So after giving Mee the green light to proceed she then took the bull by the horns and started the search for the best deal. I can always rely upon her to ensure that we get our monies worth in any purchase. No ethnic jokes, but I believe she grew up counting shekels. Also as you probably know, nothing in Asia has a set price and everything is open for the bargaining game (one exception new cars). So the hunt began.

Unable to make a cable run to the breaker
box due to celing layout. So two switches
with breakers were installed for each unit
with remote controls.

There was a slight delay though as we were not sure as to the exact size of the area to be cooled.
With no tape measure and armed only with a 12 inch ruler I set about on hands and knees to make this determination. I then had to convert this information to meters, which hopefully I did
correctly. Turned out to be 45 square meters or 485 square feet.

This is shakey. You can't see but the power
was spliced on to the wires which lead
into the house. Poor duct work.

Mee then hit the phones calling all the local a/c dealers in our little town for prices of which, there were many. Who knew there were so many manufacturers and specific models within a brand? The only thing that that first round of phone calls confirmed was that a 36,000 BTU unit would be needed.

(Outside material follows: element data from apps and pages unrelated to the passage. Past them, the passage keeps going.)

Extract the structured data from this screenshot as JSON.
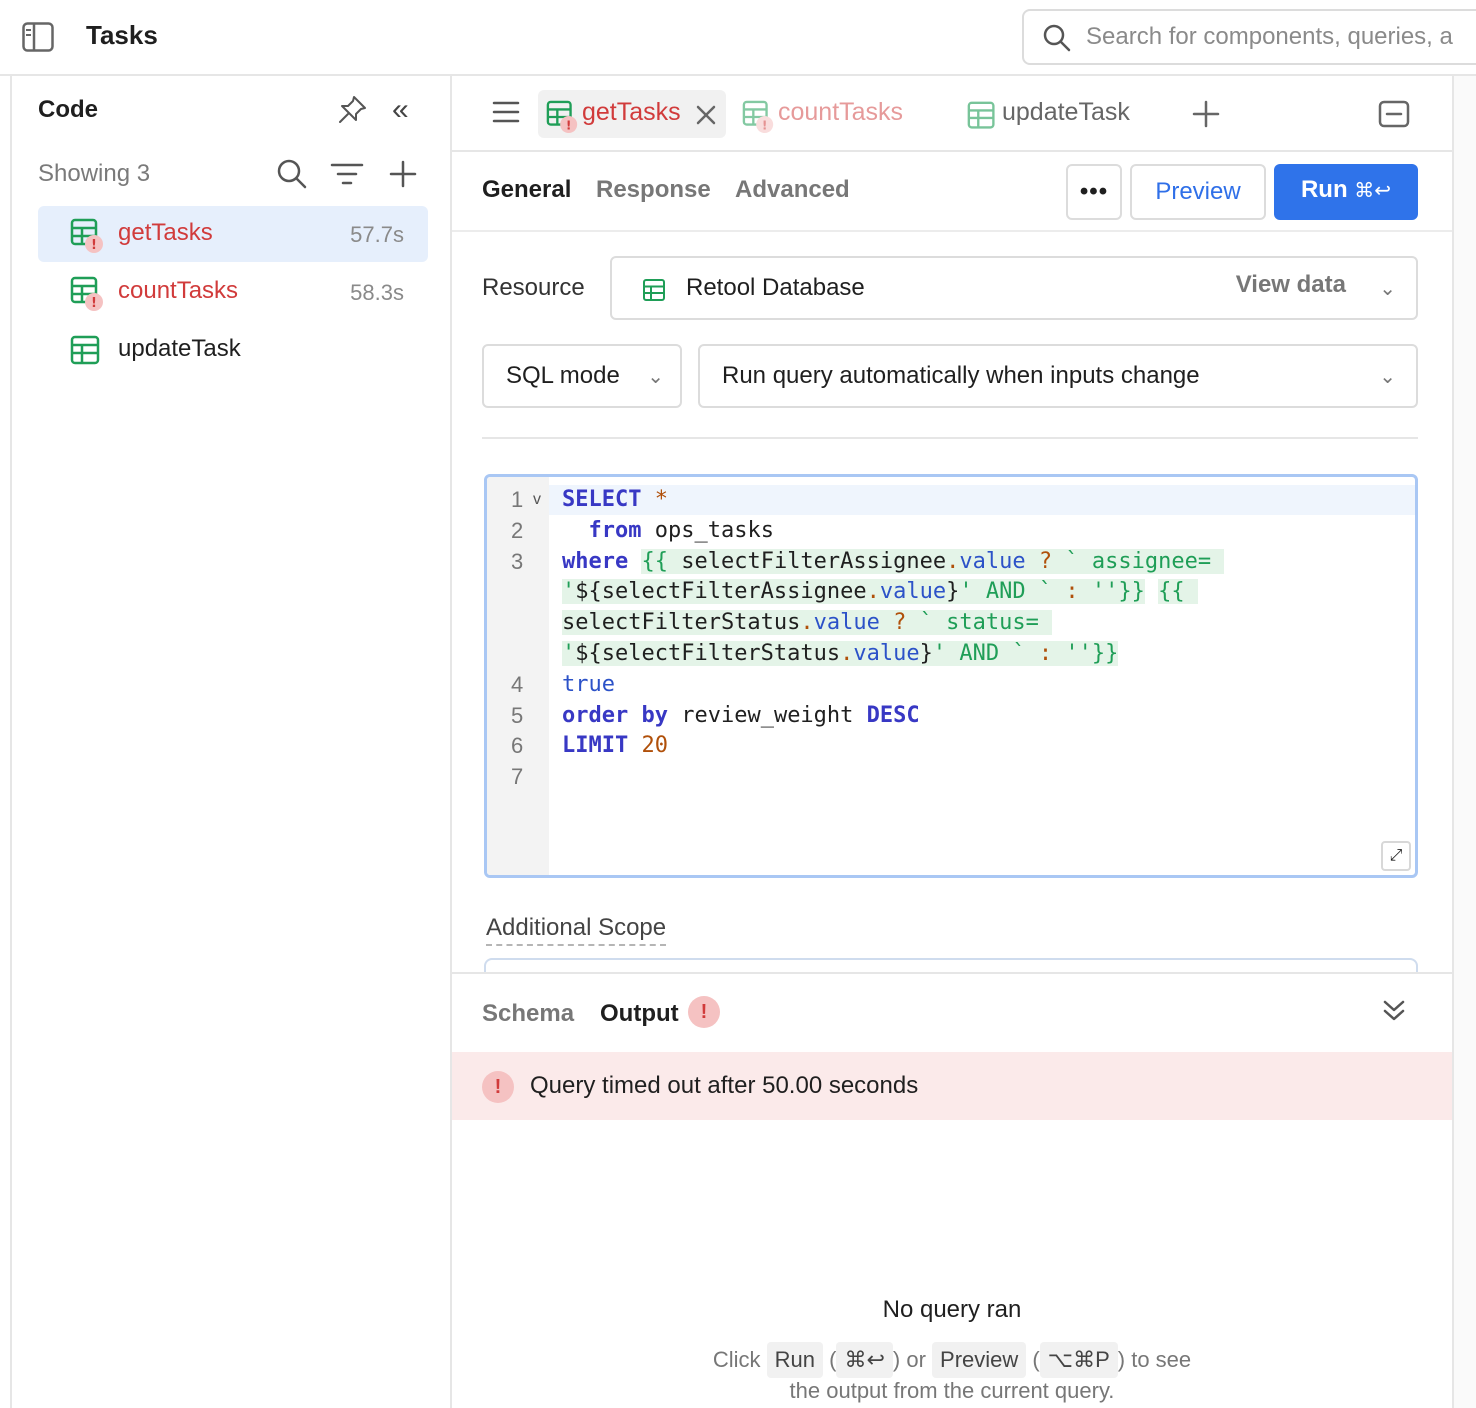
{
  "header": {
    "title": "Tasks",
    "search_placeholder": "Search for components, queries, a"
  },
  "code_panel": {
    "title": "Code",
    "showing": "Showing 3",
    "queries": [
      {
        "name": "getTasks",
        "time": "57.7s",
        "status": "error",
        "active": true
      },
      {
        "name": "countTasks",
        "time": "58.3s",
        "status": "error",
        "active": false
      },
      {
        "name": "updateTask",
        "time": "",
        "status": "ok",
        "active": false
      }
    ]
  },
  "editor_tabs": [
    {
      "label": "getTasks",
      "active": true
    },
    {
      "label": "countTasks",
      "active": false
    },
    {
      "label": "updateTask",
      "active": false
    }
  ],
  "subtabs": {
    "general": "General",
    "response": "Response",
    "advanced": "Advanced"
  },
  "actions": {
    "more": "•••",
    "preview": "Preview",
    "run": "Run",
    "run_shortcut": "⌘↩"
  },
  "resource": {
    "label": "Resource",
    "value": "Retool Database",
    "view_data": "View data"
  },
  "mode": {
    "value": "SQL mode"
  },
  "trigger": {
    "value": "Run query automatically when inputs change"
  },
  "editor": {
    "line_numbers": [
      "1",
      "2",
      "3",
      "4",
      "5",
      "6",
      "7"
    ]
  },
  "additional_scope": "Additional Scope",
  "bottom": {
    "schema_tab": "Schema",
    "output_tab": "Output",
    "error_message": "Query timed out after 50.00 seconds",
    "empty_title": "No query ran",
    "hint_click": "Click",
    "hint_run": "Run",
    "hint_run_kbd": "⌘↩",
    "hint_or": "or",
    "hint_preview": "Preview",
    "hint_preview_kbd": "⌥⌘P",
    "hint_to_see": "to see",
    "hint_line2": "the output from the current query."
  },
  "colors": {
    "accent": "#2f73ea",
    "error": "#d13b3b",
    "error_bg": "#fbeaea",
    "active_row": "#e6effc",
    "table_icon": "#1f9e57"
  }
}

Compressor for the living room area. Up off
the ground so Miss Mee will not have
to avoid when parking in the

It was now time to look see and collect brochures. After this personal visit she narrowed down the search to two finalists.

Compressor for the dining room area.

The winner was decided when it was learned that they could provide two 18, 000 BTU units for 48,000 baht ($1371.00). They both offered a single 36,000 BTU unit for 58,000 baht ($1657.00). A saving of $286.00 always sounds good to me. By the way the price also includes installation and any parts required for installation like wires and switches.

T connection. Poor workmanship shown.
Will have to repaint to repair.

On thing about Thailand, once the decision is made to purchase the seller normally gets on it right away. They give you no opportunity for buyer’s remorse. In our case, the decision was made at about 4 PM and by 6PM I was enjoying my newfound luxury. Though, neatness and thoroughness in the instillation process may not meet all western professional standards. Labor is cheap and I will have it all cleaned up soon.